Mobile technology offers a significant and growing market opportunity for financial services companies to meet the small-dollar credit needs of low-income consumers, UNC Center for Community Capital researcher Kim Manturuk told industry leaders at a national conference June 13.
“For many underbanked households, the smartphone is the only computer in the home so mobile, rather than online, banking will be the way to deliver services to these consumers,” Manturuk said.
Manturuk spoke on “Emerging Opportunities for Innovation in Small-Dollar Credit” during the pre-conference workshop, “Pre-Conference Workshop: “Findings from the Field – Consumers and Small Dollar Credit” at CFSI’s Seventh Annual Underbanked Financial Services Forum in San Francisco.
She spoke on a range of significant findings uncovered by CFSI’s groundbreaking research on small-dollar credit, presented at the conference.
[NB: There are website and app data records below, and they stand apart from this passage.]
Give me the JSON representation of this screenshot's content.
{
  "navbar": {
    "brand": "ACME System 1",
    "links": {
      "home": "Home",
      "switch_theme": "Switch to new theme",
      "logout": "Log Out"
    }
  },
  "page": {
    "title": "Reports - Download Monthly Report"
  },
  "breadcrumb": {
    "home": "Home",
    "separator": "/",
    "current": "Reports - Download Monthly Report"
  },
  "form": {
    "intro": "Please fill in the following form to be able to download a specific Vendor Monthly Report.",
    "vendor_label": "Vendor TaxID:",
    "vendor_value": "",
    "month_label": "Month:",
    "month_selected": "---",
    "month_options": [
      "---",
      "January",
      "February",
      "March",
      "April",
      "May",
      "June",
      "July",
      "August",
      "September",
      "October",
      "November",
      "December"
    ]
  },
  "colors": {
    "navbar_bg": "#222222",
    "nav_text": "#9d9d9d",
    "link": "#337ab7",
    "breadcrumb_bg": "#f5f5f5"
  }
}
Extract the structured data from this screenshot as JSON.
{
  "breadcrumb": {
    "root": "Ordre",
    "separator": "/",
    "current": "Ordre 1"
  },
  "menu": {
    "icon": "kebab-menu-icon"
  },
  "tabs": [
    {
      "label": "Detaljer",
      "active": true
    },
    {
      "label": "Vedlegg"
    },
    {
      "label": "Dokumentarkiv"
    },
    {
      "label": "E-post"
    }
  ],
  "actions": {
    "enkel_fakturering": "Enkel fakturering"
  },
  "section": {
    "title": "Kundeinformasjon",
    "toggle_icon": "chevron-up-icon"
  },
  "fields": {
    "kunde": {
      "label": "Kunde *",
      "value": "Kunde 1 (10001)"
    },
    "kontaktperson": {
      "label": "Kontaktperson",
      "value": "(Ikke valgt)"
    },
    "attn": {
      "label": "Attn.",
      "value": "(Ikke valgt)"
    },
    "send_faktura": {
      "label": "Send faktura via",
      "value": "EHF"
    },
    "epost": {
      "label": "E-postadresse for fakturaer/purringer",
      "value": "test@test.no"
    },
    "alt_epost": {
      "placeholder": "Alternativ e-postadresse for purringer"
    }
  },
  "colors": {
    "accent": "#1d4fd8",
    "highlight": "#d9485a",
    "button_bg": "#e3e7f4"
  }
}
The CFSI study examined credit options, such as payday lending, installment lending and direct deposit advances, to learn what makes a quality small-dollar credit product and what drives market opportunity for them.
“CFSI has taken an important first step in broadening our understanding of how underbanked consumers are using small-dollar credit products,” Manturuk said. “It is important to continue to conduct research on how these products are used and what impacts they have on consumers.”
CFSI’s annual forum June 13-15 convened more than 600 financial services industry executives, nonprofit and government leaders, and researchers to explore how to spur innovation in the financial services marketplace to both create value for the industry and help underserved consumers move toward financial prosperity.
Manturuk, senior research associate in financial services, leads the UNC Center for Community Capital’s consumer financial services research and policy team. It conducts research and analysis to understand what products, services and conditions promote and inhibit wealth creation and economic mobility among low-wealth families and communities.
The full text of Manturuk’s remarks is available at www.ccc.unc.edu.
The UNC Center for Community Capital is the leading center for research and policy analysis on the transformative power of capital on households and communities in the United States. Part of the College of Arts and Sciences at the University of North Carolina at Chapel Hill, the center offers data and analysis that helps policymakers, advocates and the private sector find sustainable ways to expand economic opportunity to more people more effectively. For more information, visit www.ccc.unc.edu or call (919) 843-2140.
Topics(s): Debt & Credit, Financial Capability, Financial Inclusion, Financial Services Industry, Savings & Asset-Building